Professor McLachlan was concerned that some people may have misconceptions about how pain relievers can help to manage back pain.
“There is evidence of under-dosing with pain reliever medicines. It’s as if people think they can take a couple of paracetamol tablets today and the pain will be gone for the week. We want people to be using the right medicines, in the right doses over the appropriate time period. It’s all about maximising the quality use of medicines.
“I think this survey represents an extremely valuable dataset that identifies where the opportunities are to inform healthcare professionals about what they need to tell their patients,” said Professor McLachlan.
Back pain specialist Dr Vik Wilk, who is a founding member of the Australasian Faculty of Musculoskeletal Medicine told delegates he thought people with back pain would consult pharmacists more for advice about their pain than the survey showed. Only 2% of respondents with lower back pain said they consulted a pharmacist about the problem.
“I would encourage people to consult healthcare professionals for advice about managing back pain. Pharmacists, GPs and physiotherapists are all good sources of advice,” said Dr Wilk.
Dr Wilk expressed some concern that some people were continuing to use anti-inflammatory medicines even though they reported having a condition that could be worsened by these medicines – like asthma or an ulcer.

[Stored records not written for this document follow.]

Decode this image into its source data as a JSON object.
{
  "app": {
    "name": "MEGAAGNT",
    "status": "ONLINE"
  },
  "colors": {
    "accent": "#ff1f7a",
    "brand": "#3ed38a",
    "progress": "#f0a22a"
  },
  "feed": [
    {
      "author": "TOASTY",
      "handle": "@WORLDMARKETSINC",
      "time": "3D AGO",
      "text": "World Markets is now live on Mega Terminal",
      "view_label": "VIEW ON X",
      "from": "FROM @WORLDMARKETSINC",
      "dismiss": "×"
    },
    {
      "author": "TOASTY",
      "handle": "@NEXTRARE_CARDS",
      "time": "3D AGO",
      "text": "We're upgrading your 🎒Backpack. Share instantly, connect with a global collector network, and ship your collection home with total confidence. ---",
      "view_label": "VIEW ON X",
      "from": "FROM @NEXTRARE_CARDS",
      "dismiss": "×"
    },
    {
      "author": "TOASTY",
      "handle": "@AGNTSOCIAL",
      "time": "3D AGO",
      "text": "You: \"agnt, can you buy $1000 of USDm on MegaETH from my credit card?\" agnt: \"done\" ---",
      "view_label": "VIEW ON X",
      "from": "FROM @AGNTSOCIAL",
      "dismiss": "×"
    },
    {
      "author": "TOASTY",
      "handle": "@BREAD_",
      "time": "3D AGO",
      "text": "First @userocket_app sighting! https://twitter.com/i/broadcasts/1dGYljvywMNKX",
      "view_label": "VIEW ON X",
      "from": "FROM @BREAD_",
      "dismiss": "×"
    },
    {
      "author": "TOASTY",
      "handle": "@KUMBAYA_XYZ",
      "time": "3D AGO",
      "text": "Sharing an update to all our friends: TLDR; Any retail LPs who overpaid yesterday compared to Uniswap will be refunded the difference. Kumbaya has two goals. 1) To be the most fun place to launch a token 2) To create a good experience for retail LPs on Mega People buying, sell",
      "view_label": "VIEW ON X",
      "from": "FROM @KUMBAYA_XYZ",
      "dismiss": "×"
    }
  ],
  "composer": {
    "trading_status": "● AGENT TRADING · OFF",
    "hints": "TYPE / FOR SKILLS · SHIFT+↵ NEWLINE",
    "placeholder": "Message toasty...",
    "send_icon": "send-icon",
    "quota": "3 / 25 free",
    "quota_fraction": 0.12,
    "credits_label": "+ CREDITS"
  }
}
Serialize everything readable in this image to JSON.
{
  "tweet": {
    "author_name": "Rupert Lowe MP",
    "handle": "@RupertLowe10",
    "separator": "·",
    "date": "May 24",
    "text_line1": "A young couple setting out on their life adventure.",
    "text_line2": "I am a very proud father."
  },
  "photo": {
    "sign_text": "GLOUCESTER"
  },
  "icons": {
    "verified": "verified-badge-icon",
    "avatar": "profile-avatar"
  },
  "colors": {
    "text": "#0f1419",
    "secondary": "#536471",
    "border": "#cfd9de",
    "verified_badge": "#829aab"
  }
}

“One in three people who reported having an ulcer were still using ibuprofen for their back pain – which could potentially be making their ulcer worse. These kinds of results underpin the importance of consulting healthcare professionals,” said Dr Wilk.
Some other key findings from the survey:
- Sufferers of lower back pain say they have suffered 15 days on average in the past month
- GP’s are the main source of advice, with four in ten people who suffer saying they had consulted a GP about the pain
- 15% of people with back pain said they used bed rest
- One in three people who say they suffer from stomach ulcers use anti-inflammatories, even though ulcers are a known side effect
- Only one in three sufferers use paracetamol as their first line choice for pain management
- 22% say they use no medications at all
- Eight in ten people who use paracetamol to relieve lower back pain were using it at doses below those that are recommended
1. Australian Pain Society Symposium 8th April 2009 Survey of 1,000 Australian adults regarding treatment of back pain. Sponsored by GSK Consumer Healthcare
2. See NSW Therapeutic Assessment Group, NSW Health 2002 and National Prescribing Service, Analgesics in acute musculoskeletal pain